#### [TASK DATA]
..............................

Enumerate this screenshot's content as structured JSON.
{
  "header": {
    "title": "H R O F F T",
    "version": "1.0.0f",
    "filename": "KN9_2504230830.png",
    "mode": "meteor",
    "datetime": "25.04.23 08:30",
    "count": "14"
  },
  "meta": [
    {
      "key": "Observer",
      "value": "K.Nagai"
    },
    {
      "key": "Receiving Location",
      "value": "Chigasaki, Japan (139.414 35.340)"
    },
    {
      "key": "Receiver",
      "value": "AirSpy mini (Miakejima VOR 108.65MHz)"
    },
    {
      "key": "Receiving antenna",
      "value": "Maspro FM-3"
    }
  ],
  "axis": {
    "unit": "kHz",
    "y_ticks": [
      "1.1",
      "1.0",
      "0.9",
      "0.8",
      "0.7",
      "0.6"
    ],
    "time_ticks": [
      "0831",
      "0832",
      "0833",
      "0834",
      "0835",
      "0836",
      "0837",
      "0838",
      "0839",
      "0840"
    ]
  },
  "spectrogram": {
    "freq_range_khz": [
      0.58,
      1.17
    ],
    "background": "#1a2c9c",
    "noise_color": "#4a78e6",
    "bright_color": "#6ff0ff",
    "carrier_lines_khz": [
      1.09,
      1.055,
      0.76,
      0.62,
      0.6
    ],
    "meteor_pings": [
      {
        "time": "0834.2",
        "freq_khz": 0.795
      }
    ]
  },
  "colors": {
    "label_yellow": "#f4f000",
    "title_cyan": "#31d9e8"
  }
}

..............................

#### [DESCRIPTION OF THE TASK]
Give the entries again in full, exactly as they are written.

#### [FINISHED TASK]
Enumerate this screenshot's content as structured JSON.
{
  "header": {
    "title": "H R O F F T",
    "version": "1.0.0f",
    "filename": "KN9_2504230830.png",
    "mode": "meteor",
    "datetime": "25.04.23 08:30",
    "count": "14"
  },
  "meta": [
    {
      "key": "Observer",
      "value": "K.Nagai"
    },
    {
      "key": "Receiving Location",
      "value": "Chigasaki, Japan (139.414 35.340)"
    },
    {
      "key": "Receiver",
      "value": "AirSpy mini (Miakejima VOR 108.65MHz)"
    },
    {
      "key": "Receiving antenna",
      "value": "Maspro FM-3"
    }
  ],
  "axis": {
    "unit": "kHz",
    "y_ticks": [
      "1.1",
      "1.0",
      "0.9",
      "0.8",
      "0.7",
      "0.6"
    ],
    "time_ticks": [
      "0831",
      "0832",
      "0833",
      "0834",
      "0835",
      "0836",
      "0837",
      "0838",
      "0839",
      "0840"
    ]
  },
  "spectrogram": {
    "freq_range_khz": [
      0.58,
      1.17
    ],
    "background": "#1a2c9c",
    "noise_color": "#4a78e6",
    "bright_color": "#6ff0ff",
    "carrier_lines_khz": [
      1.09,
      1.055,
      0.76,
      0.62,
      0.6
    ],
    "meteor_pings": [
      {
        "time": "0834.2",
        "freq_khz": 0.795
      }
    ]
  },
  "colors": {
    "label_yellow": "#f4f000",
    "title_cyan": "#31d9e8"
  }
}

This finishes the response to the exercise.